Caterpillar and Bean: A First Science Storybook
“The book aims to be truly helpful, including an index of topics, and a recipe for growing your own bean plant.”
This very handsome first science book is part of a welcome trend in publishing toward nonfiction for the earliest readers. Written by Martin Jenkins, a conservation biologist in England with simple, clear prose that explains how a bean plant grows from a “small, and hard and purple brown—crack in the ground,” to maturity. It is nourished by “the rain splashing down,” and we watch it evolve, learn how the skin spits and “there’s something white poking out: a root.”
Someone has overseen a book with just the right touch in the illustrations by Hannah Tolson, an English artist.

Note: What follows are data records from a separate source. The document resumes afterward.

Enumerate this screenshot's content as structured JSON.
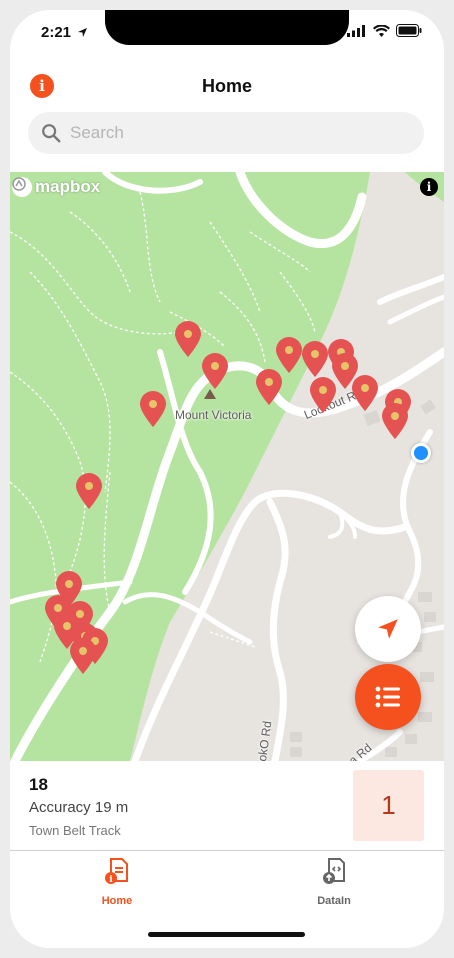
{
  "status": {
    "time": "2:21"
  },
  "header": {
    "title": "Home",
    "info_icon": "i"
  },
  "search": {
    "placeholder": "Search",
    "value": ""
  },
  "map": {
    "attribution_logo": "mapbox",
    "info_icon": "i",
    "labels": {
      "peak": "Mount Victoria",
      "road_lookout": "Lookout R",
      "road_upoko": "pokO Rd",
      "road_a": "a Rd"
    },
    "colors": {
      "park": "#b5e3a0",
      "land": "#e7e4e0",
      "pin": "#e55252",
      "user": "#1e90ff"
    }
  },
  "info_panel": {
    "point_id": "18",
    "accuracy": "Accuracy 19 m",
    "track": "Town Belt Track",
    "count": "1"
  },
  "tabs": [
    {
      "label": "Home",
      "icon": "home-document-icon",
      "active": true
    },
    {
      "label": "DataIn",
      "icon": "data-in-icon",
      "active": false
    }
  ],
  "accent": "#f4511e"
}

They’re well designed, graphic, colorful, understandable and pleasing, and work beautifully with the text. It’s a world we feel good to be in, good to be learning about.

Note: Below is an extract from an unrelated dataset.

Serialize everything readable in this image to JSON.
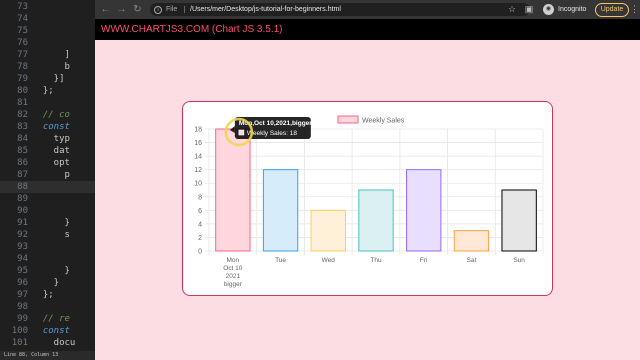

Then, there’s another development.“Something’s been busy. I wonder what.” It turns out the growing bean plant has a visitor. A caterpillar who easts the leaves! “There’s hardly a leaf left on the poor plant. Do you think it’s going to be OK?” Naturally, we follow the development of the caterpillar into a chrysalis and then the cycle reinvents itself when the butterfly lays her eggs, maybe on another bean plant. The book aims to be truly helpful, including an index of topics, and a recipe for growing your own bean plant.
There are follow-up questions, too.

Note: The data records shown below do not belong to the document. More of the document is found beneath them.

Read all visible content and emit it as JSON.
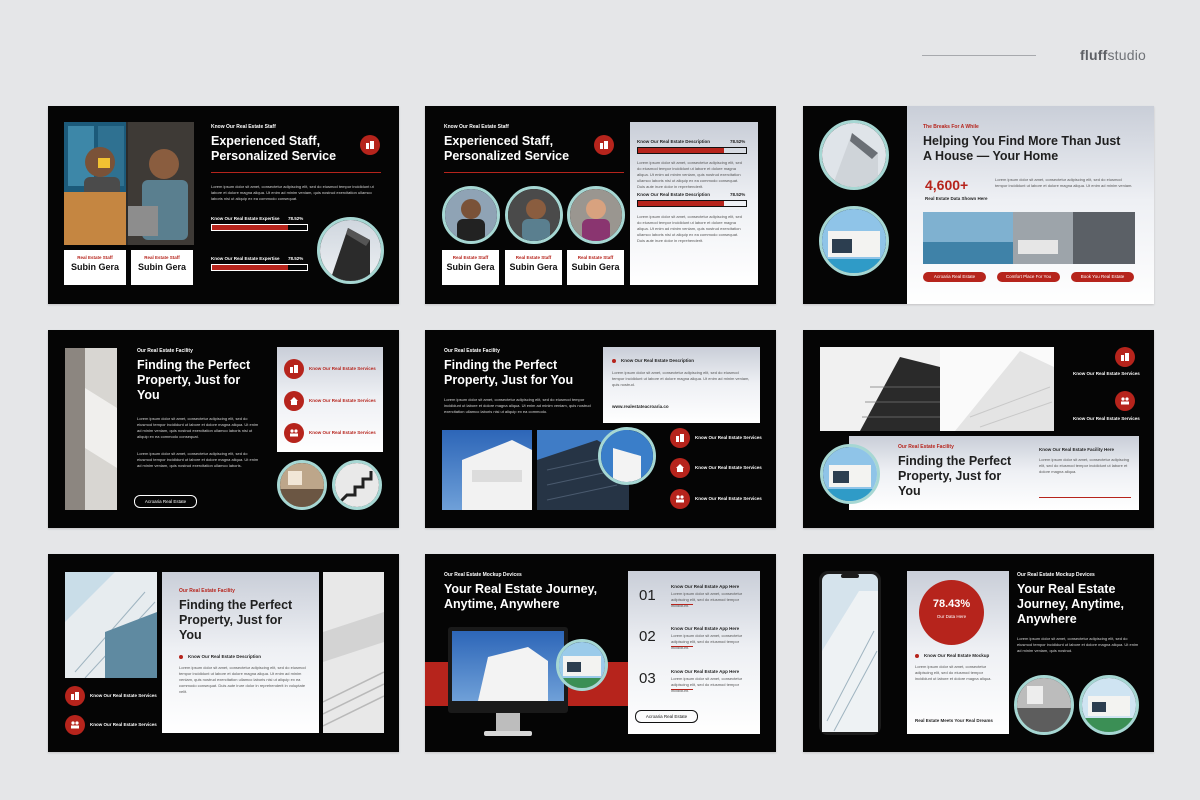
{
  "brand": {
    "name_bold": "fluff",
    "name_rest": "studio"
  },
  "colors": {
    "accent": "#b6241c",
    "ring": "#a6d7d3",
    "slide_bg": "#050505",
    "page_bg": "#e5e6e8"
  },
  "slides": {
    "s1": {
      "eyebrow": "Know Our Real Estate Staff",
      "title1": "Experienced Staff,",
      "title2": "Personalized Service",
      "para": "Lorem ipsum dolor sit amet, consectetur adipiscing elit, sed do eiusmod tempor incididunt ut labore et dolore magna aliqua. Ut enim ad minim veniam, quis nostrud exercitation ullamco laboris nisi ut aliquip ex ea commodo consequat.",
      "bar1_label": "Know Our Real Estate Expertise",
      "bar1_value": "78.52%",
      "bar1_fill": 0.8,
      "bar2_label": "Know Our Real Estate Expertise",
      "bar2_value": "78.52%",
      "bar2_fill": 0.8,
      "card1_label": "Real Estate Staff",
      "card1_name": "Subin Gera",
      "card2_label": "Real Estate Staff",
      "card2_name": "Subin Gera",
      "icon": "building-icon"
    },
    "s2": {
      "eyebrow": "Know Our Real Estate Staff",
      "title1": "Experienced Staff,",
      "title2": "Personalized Service",
      "bar1_label": "Know Our Real Estate Description",
      "bar1_value": "78.52%",
      "bar1_fill": 0.8,
      "bar2_label": "Know Our Real Estate Description",
      "bar2_value": "78.52%",
      "bar2_fill": 0.8,
      "para": "Lorem ipsum dolor sit amet, consectetur adipiscing elit, sed do eiusmod tempor incididunt ut labore et dolore magna aliqua. Ut enim ad minim veniam, quis nostrud exercitation ullamco laboris nisi ut aliquip ex ea commodo consequat. Duis aute irure dolor in reprehenderit.",
      "card1_label": "Real Estate Staff",
      "card1_name": "Subin Gera",
      "card2_label": "Real Estate Staff",
      "card2_name": "Subin Gera",
      "card3_label": "Real Estate Staff",
      "card3_name": "Subin Gera",
      "icon": "building-icon"
    },
    "s3": {
      "eyebrow": "The Breaks For A While",
      "title1": "Helping You Find More Than Just",
      "title2": "A House — Your Home",
      "stat": "4,600+",
      "stat_label": "Real Estate Data Shown Here",
      "para": "Lorem ipsum dolor sit amet, consectetur adipiscing elit, sed do eiusmod tempor incididunt ut labore et dolore magna aliqua. Ut enim ad minim veniam.",
      "btn1": "Acroaria Real Estate",
      "btn2": "Comfort Place For You",
      "btn3": "Book You Real Estate"
    },
    "s4": {
      "eyebrow": "Our Real Estate Facility",
      "title1": "Finding the Perfect",
      "title2": "Property, Just for",
      "title3": "You",
      "para1": "Lorem ipsum dolor sit amet, consectetur adipiscing elit, sed do eiusmod tempor incididunt ut labore et dolore magna aliqua. Ut enim ad minim veniam, quis nostrud exercitation ullamco laboris nisi ut aliquip ex ea commodo consequat.",
      "para2": "Lorem ipsum dolor sit amet, consectetur adipiscing elit, sed do eiusmod tempor incididunt ut labore et dolore magna aliqua. Ut enim ad minim veniam, quis nostrud exercitation ullamco laboris.",
      "button": "Acroaria Real Estate",
      "item1": "Know Our Real Estate Services",
      "item2": "Know Our Real Estate Services",
      "item3": "Know Our Real Estate Services"
    },
    "s5": {
      "eyebrow": "Our Real Estate Facility",
      "title1": "Finding the Perfect",
      "title2": "Property, Just for You",
      "para": "Lorem ipsum dolor sit amet, consectetur adipiscing elit, sed do eiusmod tempor incididunt ut labore et dolore magna aliqua. Ut enim ad minim veniam, quis nostrud exercitation ullamco laboris nisi ut aliquip ex ea commodo.",
      "panel_title": "Know Our Real Estate Description",
      "panel_para": "Lorem ipsum dolor sit amet, consectetur adipiscing elit, sed do eiusmod tempor incididunt ut labore et dolore magna aliqua. Ut enim ad minim veniam, quis nostrud.",
      "url": "www.realestateacroaria.co",
      "item1": "Know Our Real Estate Services",
      "item2": "Know Our Real Estate Services",
      "item3": "Know Our Real Estate Services"
    },
    "s6": {
      "item1": "Know Our Real Estate Services",
      "item2": "Know Our Real Estate Services",
      "eyebrow": "Our Real Estate Facility",
      "title1": "Finding the Perfect",
      "title2": "Property, Just for",
      "title3": "You",
      "side_title": "Know Our Real Estate Facility Here",
      "para": "Lorem ipsum dolor sit amet, consectetur adipiscing elit, sed do eiusmod tempor incididunt ut labore et dolore magna aliqua."
    },
    "s7": {
      "eyebrow": "Our Real Estate Facility",
      "title1": "Finding the Perfect",
      "title2": "Property, Just for",
      "title3": "You",
      "sub": "Know Our Real Estate Description",
      "para": "Lorem ipsum dolor sit amet, consectetur adipiscing elit, sed do eiusmod tempor incididunt ut labore et dolore magna aliqua. Ut enim ad minim veniam, quis nostrud exercitation ullamco laboris nisi ut aliquip ex ea commodo consequat. Duis aute irure dolor in reprehenderit in voluptate velit.",
      "item1": "Know Our Real Estate Services",
      "item2": "Know Our Real Estate Services"
    },
    "s8": {
      "eyebrow": "Our Real Estate Mockup Devices",
      "title1": "Your Real Estate Journey,",
      "title2": "Anytime, Anywhere",
      "n1": "01",
      "n1_label": "Know Our Real Estate App Here",
      "n2": "02",
      "n2_label": "Know Our Real Estate App Here",
      "n3": "03",
      "n3_label": "Know Our Real Estate App Here",
      "para": "Lorem ipsum dolor sit amet, consectetur adipiscing elit, sed do eiusmod tempor incididunt.",
      "button": "Acroaria Real Estate"
    },
    "s9": {
      "stat": "78.43%",
      "stat_label": "Our Data Here",
      "sub": "Know Our Real Estate Mockup",
      "para": "Lorem ipsum dolor sit amet, consectetur adipiscing elit, sed do eiusmod tempor incididunt ut labore et dolore magna aliqua.",
      "footer": "Real Estate Meets Your Real Dreams",
      "eyebrow": "Our Real Estate Mockup Devices",
      "title1": "Your Real Estate",
      "title2": "Journey, Anytime,",
      "title3": "Anywhere",
      "para2": "Lorem ipsum dolor sit amet, consectetur adipiscing elit, sed do eiusmod tempor incididunt ut labore et dolore magna aliqua. Ut enim ad minim veniam, quis nostrud."
    }
  }
}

The front matter guides parents and teachers to the concepts in the book and offers some expansion of what’s discussed in the text for curious children. The book has intrinsic value but this is no dry, academic look at the natural world. It is bound to reach some children and even turn their heads toward perhaps considering science as something to pursue in their own lives.